Start of Data extracts

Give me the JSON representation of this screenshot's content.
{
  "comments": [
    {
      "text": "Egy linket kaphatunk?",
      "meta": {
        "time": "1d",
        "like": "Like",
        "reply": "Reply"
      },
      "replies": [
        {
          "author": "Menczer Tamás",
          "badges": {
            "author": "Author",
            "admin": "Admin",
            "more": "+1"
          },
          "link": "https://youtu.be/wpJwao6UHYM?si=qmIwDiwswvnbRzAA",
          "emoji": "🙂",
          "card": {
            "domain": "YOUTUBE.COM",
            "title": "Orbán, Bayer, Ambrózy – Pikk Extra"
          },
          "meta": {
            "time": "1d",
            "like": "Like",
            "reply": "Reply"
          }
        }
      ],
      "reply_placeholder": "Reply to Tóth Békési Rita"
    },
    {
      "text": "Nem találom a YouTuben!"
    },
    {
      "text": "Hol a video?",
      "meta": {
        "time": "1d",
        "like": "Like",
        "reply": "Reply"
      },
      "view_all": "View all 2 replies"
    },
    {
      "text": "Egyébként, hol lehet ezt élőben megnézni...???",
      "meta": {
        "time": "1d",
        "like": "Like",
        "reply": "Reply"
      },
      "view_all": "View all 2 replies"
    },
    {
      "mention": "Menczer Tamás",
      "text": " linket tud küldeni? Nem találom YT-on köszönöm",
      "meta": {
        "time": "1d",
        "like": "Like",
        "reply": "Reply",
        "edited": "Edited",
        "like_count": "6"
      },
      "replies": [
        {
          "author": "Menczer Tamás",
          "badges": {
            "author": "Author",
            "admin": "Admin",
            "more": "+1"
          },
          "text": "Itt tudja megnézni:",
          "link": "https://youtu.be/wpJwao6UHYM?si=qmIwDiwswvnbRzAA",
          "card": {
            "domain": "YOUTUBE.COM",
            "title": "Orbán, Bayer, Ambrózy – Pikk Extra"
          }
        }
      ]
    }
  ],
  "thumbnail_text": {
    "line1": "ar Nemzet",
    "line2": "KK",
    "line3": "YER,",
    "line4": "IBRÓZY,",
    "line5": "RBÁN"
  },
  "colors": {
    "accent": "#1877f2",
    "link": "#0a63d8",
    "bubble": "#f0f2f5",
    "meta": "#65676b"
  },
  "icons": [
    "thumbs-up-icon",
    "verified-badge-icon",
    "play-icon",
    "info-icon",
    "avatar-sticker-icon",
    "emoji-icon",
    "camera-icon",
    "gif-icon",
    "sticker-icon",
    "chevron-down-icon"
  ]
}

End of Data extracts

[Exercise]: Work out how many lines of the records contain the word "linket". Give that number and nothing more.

[Task output]: 2